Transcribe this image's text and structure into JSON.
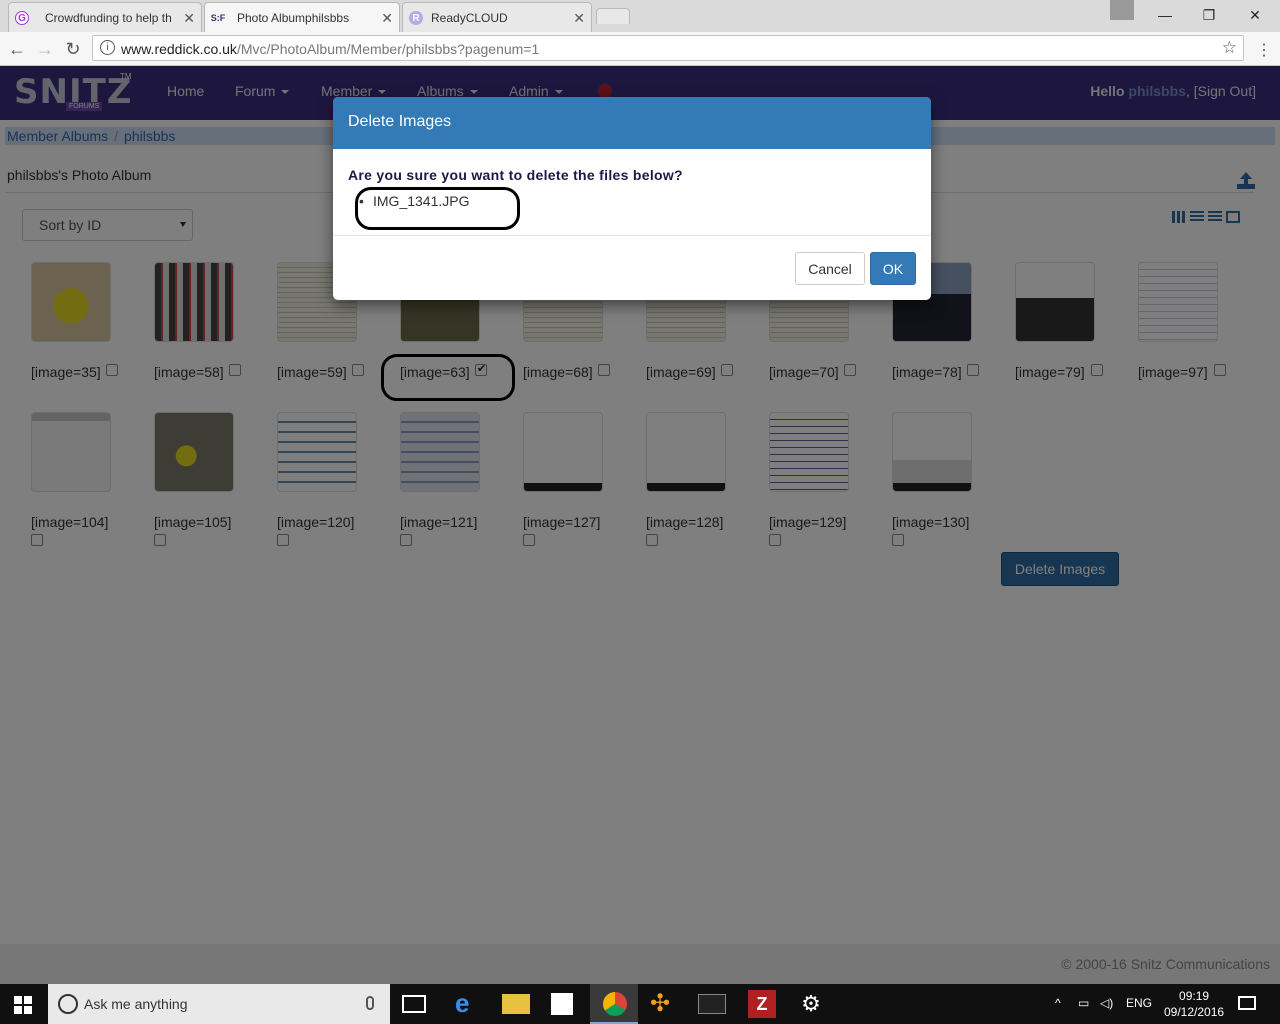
{
  "browser": {
    "tabs": [
      {
        "title": "Crowdfunding to help th",
        "favicon": "G",
        "favicon_color": "#9c3ad8"
      },
      {
        "title": "Photo Albumphilsbbs",
        "favicon": "S:F",
        "favicon_color": "#3b2f80"
      },
      {
        "title": "ReadyCLOUD",
        "favicon": "R",
        "favicon_color": "#7a6ad0"
      }
    ],
    "url_host": "www.reddick.co.uk",
    "url_path": "/Mvc/PhotoAlbum/Member/philsbbs?pagenum=1"
  },
  "site": {
    "logo_text": "SNITZ",
    "logo_sub": "FORUMS",
    "logo_tm": "TM",
    "nav": [
      "Home",
      "Forum",
      "Member",
      "Albums",
      "Admin"
    ],
    "hello_prefix": "Hello ",
    "username": "philsbbs",
    "signout": ", [Sign Out]"
  },
  "breadcrumb": [
    "Member Albums",
    "philsbbs"
  ],
  "album": {
    "title": "philsbbs's Photo Album",
    "sort_label": "Sort by ID",
    "delete_button": "Delete Images",
    "images": [
      {
        "caption": "[image=35]",
        "checked": false
      },
      {
        "caption": "[image=58]",
        "checked": false
      },
      {
        "caption": "[image=59]",
        "checked": false
      },
      {
        "caption": "[image=63]",
        "checked": true
      },
      {
        "caption": "[image=68]",
        "checked": false
      },
      {
        "caption": "[image=69]",
        "checked": false
      },
      {
        "caption": "[image=70]",
        "checked": false
      },
      {
        "caption": "[image=78]",
        "checked": false
      },
      {
        "caption": "[image=79]",
        "checked": false
      },
      {
        "caption": "[image=97]",
        "checked": false
      },
      {
        "caption": "[image=104]",
        "checked": false
      },
      {
        "caption": "[image=105]",
        "checked": false
      },
      {
        "caption": "[image=120]",
        "checked": false
      },
      {
        "caption": "[image=121]",
        "checked": false
      },
      {
        "caption": "[image=127]",
        "checked": false
      },
      {
        "caption": "[image=128]",
        "checked": false
      },
      {
        "caption": "[image=129]",
        "checked": false
      },
      {
        "caption": "[image=130]",
        "checked": false
      }
    ]
  },
  "modal": {
    "title": "Delete Images",
    "question": "Are you sure you want to delete the files below?",
    "files": [
      "IMG_1341.JPG"
    ],
    "cancel": "Cancel",
    "ok": "OK"
  },
  "footer": "© 2000-16 Snitz Communications",
  "taskbar": {
    "search_placeholder": "Ask me anything",
    "lang": "ENG",
    "time": "09:19",
    "date": "09/12/2016"
  },
  "colors": {
    "nav_bg": "#3b2f80",
    "modal_header": "#337ab7",
    "primary_button": "#2e6da4"
  }
}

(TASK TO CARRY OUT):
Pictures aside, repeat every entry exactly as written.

(SOLUTION TO THIS PROBLEM):
Transcribe this image's text and structure into JSON.
{
  "browser": {
    "tabs": [
      {
        "title": "Crowdfunding to help th",
        "favicon": "G",
        "favicon_color": "#9c3ad8"
      },
      {
        "title": "Photo Albumphilsbbs",
        "favicon": "S:F",
        "favicon_color": "#3b2f80"
      },
      {
        "title": "ReadyCLOUD",
        "favicon": "R",
        "favicon_color": "#7a6ad0"
      }
    ],
    "url_host": "www.reddick.co.uk",
    "url_path": "/Mvc/PhotoAlbum/Member/philsbbs?pagenum=1"
  },
  "site": {
    "logo_text": "SNITZ",
    "logo_sub": "FORUMS",
    "logo_tm": "TM",
    "nav": [
      "Home",
      "Forum",
      "Member",
      "Albums",
      "Admin"
    ],
    "hello_prefix": "Hello ",
    "username": "philsbbs",
    "signout": ", [Sign Out]"
  },
  "breadcrumb": [
    "Member Albums",
    "philsbbs"
  ],
  "album": {
    "title": "philsbbs's Photo Album",
    "sort_label": "Sort by ID",
    "delete_button": "Delete Images",
    "images": [
      {
        "caption": "[image=35]",
        "checked": false
      },
      {
        "caption": "[image=58]",
        "checked": false
      },
      {
        "caption": "[image=59]",
        "checked": false
      },
      {
        "caption": "[image=63]",
        "checked": true
      },
      {
        "caption": "[image=68]",
        "checked": false
      },
      {
        "caption": "[image=69]",
        "checked": false
      },
      {
        "caption": "[image=70]",
        "checked": false
      },
      {
        "caption": "[image=78]",
        "checked": false
      },
      {
        "caption": "[image=79]",
        "checked": false
      },
      {
        "caption": "[image=97]",
        "checked": false
      },
      {
        "caption": "[image=104]",
        "checked": false
      },
      {
        "caption": "[image=105]",
        "checked": false
      },
      {
        "caption": "[image=120]",
        "checked": false
      },
      {
        "caption": "[image=121]",
        "checked": false
      },
      {
        "caption": "[image=127]",
        "checked": false
      },
      {
        "caption": "[image=128]",
        "checked": false
      },
      {
        "caption": "[image=129]",
        "checked": false
      },
      {
        "caption": "[image=130]",
        "checked": false
      }
    ]
  },
  "modal": {
    "title": "Delete Images",
    "question": "Are you sure you want to delete the files below?",
    "files": [
      "IMG_1341.JPG"
    ],
    "cancel": "Cancel",
    "ok": "OK"
  },
  "footer": "© 2000-16 Snitz Communications",
  "taskbar": {
    "search_placeholder": "Ask me anything",
    "lang": "ENG",
    "time": "09:19",
    "date": "09/12/2016"
  },
  "colors": {
    "nav_bg": "#3b2f80",
    "modal_header": "#337ab7",
    "primary_button": "#2e6da4"
  }
}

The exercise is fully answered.